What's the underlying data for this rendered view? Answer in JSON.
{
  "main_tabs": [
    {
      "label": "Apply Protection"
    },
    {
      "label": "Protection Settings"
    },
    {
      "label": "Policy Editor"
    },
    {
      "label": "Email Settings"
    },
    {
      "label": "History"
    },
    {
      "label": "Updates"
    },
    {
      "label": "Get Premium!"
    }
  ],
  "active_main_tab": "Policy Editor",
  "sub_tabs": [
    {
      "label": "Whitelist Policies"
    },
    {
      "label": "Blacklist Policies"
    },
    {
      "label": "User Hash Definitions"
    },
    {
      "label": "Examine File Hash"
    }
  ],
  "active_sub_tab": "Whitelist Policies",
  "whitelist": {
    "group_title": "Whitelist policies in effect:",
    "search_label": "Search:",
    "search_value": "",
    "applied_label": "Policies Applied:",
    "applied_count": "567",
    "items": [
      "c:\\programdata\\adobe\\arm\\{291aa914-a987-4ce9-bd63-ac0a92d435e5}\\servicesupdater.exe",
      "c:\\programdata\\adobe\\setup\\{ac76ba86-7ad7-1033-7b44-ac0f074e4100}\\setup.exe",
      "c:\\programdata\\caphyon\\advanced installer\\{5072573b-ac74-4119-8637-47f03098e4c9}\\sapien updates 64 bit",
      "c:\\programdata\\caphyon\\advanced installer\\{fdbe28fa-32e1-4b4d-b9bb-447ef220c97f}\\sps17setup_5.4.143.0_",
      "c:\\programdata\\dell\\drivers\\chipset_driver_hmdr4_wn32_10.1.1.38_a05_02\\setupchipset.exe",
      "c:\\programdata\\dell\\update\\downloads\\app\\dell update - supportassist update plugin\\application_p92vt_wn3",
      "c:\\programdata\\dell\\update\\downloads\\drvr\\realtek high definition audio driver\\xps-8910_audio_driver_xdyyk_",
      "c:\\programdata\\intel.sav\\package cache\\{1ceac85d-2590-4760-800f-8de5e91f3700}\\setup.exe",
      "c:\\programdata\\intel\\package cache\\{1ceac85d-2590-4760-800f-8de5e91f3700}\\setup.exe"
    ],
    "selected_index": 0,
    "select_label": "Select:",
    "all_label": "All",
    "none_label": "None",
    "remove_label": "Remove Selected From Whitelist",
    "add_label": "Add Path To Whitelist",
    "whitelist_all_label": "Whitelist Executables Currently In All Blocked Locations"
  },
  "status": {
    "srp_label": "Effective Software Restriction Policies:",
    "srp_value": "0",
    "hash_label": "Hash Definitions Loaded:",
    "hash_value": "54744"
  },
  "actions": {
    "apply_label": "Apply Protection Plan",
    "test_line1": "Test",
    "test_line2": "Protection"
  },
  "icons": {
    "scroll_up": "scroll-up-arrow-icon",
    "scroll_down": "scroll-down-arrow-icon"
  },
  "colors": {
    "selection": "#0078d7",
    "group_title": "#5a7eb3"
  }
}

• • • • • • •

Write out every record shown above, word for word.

What's the underlying data for this rendered view? Answer in JSON.
{
  "main_tabs": [
    {
      "label": "Apply Protection"
    },
    {
      "label": "Protection Settings"
    },
    {
      "label": "Policy Editor"
    },
    {
      "label": "Email Settings"
    },
    {
      "label": "History"
    },
    {
      "label": "Updates"
    },
    {
      "label": "Get Premium!"
    }
  ],
  "active_main_tab": "Policy Editor",
  "sub_tabs": [
    {
      "label": "Whitelist Policies"
    },
    {
      "label": "Blacklist Policies"
    },
    {
      "label": "User Hash Definitions"
    },
    {
      "label": "Examine File Hash"
    }
  ],
  "active_sub_tab": "Whitelist Policies",
  "whitelist": {
    "group_title": "Whitelist policies in effect:",
    "search_label": "Search:",
    "search_value": "",
    "applied_label": "Policies Applied:",
    "applied_count": "567",
    "items": [
      "c:\\programdata\\adobe\\arm\\{291aa914-a987-4ce9-bd63-ac0a92d435e5}\\servicesupdater.exe",
      "c:\\programdata\\adobe\\setup\\{ac76ba86-7ad7-1033-7b44-ac0f074e4100}\\setup.exe",
      "c:\\programdata\\caphyon\\advanced installer\\{5072573b-ac74-4119-8637-47f03098e4c9}\\sapien updates 64 bit",
      "c:\\programdata\\caphyon\\advanced installer\\{fdbe28fa-32e1-4b4d-b9bb-447ef220c97f}\\sps17setup_5.4.143.0_",
      "c:\\programdata\\dell\\drivers\\chipset_driver_hmdr4_wn32_10.1.1.38_a05_02\\setupchipset.exe",
      "c:\\programdata\\dell\\update\\downloads\\app\\dell update - supportassist update plugin\\application_p92vt_wn3",
      "c:\\programdata\\dell\\update\\downloads\\drvr\\realtek high definition audio driver\\xps-8910_audio_driver_xdyyk_",
      "c:\\programdata\\intel.sav\\package cache\\{1ceac85d-2590-4760-800f-8de5e91f3700}\\setup.exe",
      "c:\\programdata\\intel\\package cache\\{1ceac85d-2590-4760-800f-8de5e91f3700}\\setup.exe"
    ],
    "selected_index": 0,
    "select_label": "Select:",
    "all_label": "All",
    "none_label": "None",
    "remove_label": "Remove Selected From Whitelist",
    "add_label": "Add Path To Whitelist",
    "whitelist_all_label": "Whitelist Executables Currently In All Blocked Locations"
  },
  "status": {
    "srp_label": "Effective Software Restriction Policies:",
    "srp_value": "0",
    "hash_label": "Hash Definitions Loaded:",
    "hash_value": "54744"
  },
  "actions": {
    "apply_label": "Apply Protection Plan",
    "test_line1": "Test",
    "test_line2": "Protection"
  },
  "icons": {
    "scroll_up": "scroll-up-arrow-icon",
    "scroll_down": "scroll-down-arrow-icon"
  },
  "colors": {
    "selection": "#0078d7",
    "group_title": "#5a7eb3"
  }
}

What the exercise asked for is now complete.